SUPPLIED MATERIAL:
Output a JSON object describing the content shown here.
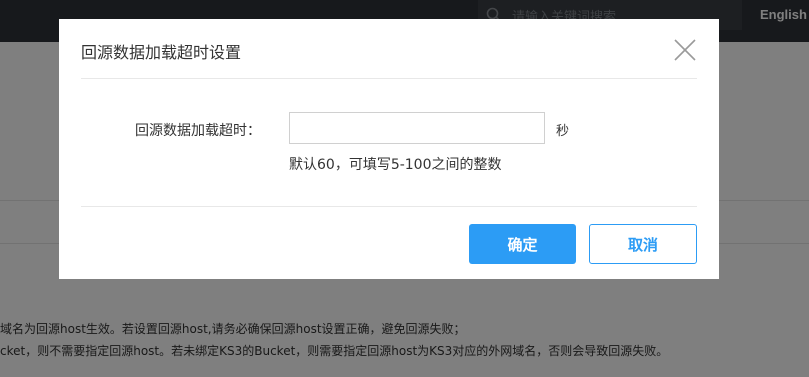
{
  "navbar": {
    "search_placeholder": "请输入关键词搜索",
    "language": "English"
  },
  "background": {
    "line1": "域名为回源host生效。若设置回源host,请务必确保回源host设置正确，避免回源失败；",
    "line2": "cket，则不需要指定回源host。若未绑定KS3的Bucket，则需要指定回源host为KS3对应的外网域名，否则会导致回源失败。"
  },
  "modal": {
    "title": "回源数据加载超时设置",
    "field_label": "回源数据加载超时：",
    "input_value": "",
    "unit": "秒",
    "hint": "默认60，可填写5-100之间的整数",
    "confirm_label": "确定",
    "cancel_label": "取消"
  },
  "colors": {
    "primary": "#2c9cf5",
    "navbar": "#2f3338",
    "overlay": "rgba(0,0,0,0.5)"
  }
}
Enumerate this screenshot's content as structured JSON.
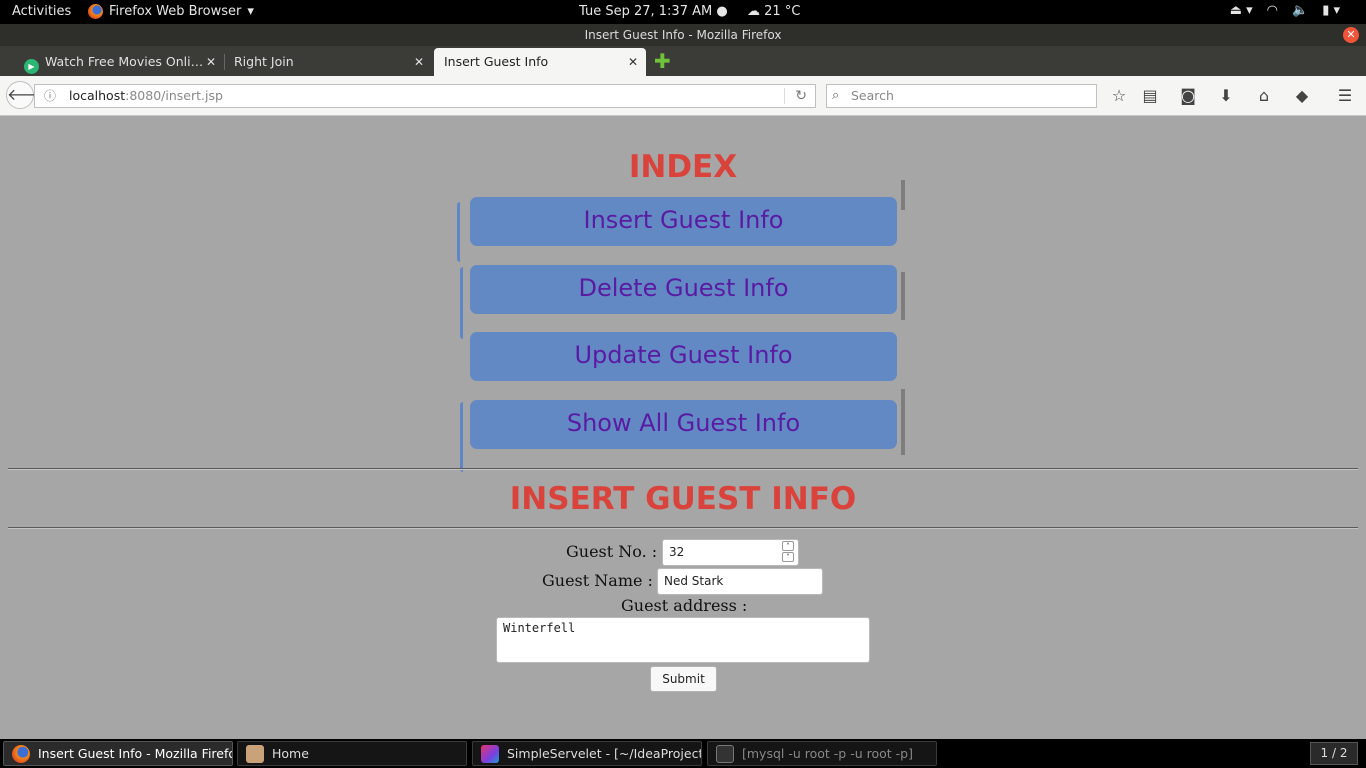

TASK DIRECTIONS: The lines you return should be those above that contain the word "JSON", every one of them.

RESPONSE AREA:
Output a JSON object describing the content shown here.
Enumerate this screenshot's content as structured JSON.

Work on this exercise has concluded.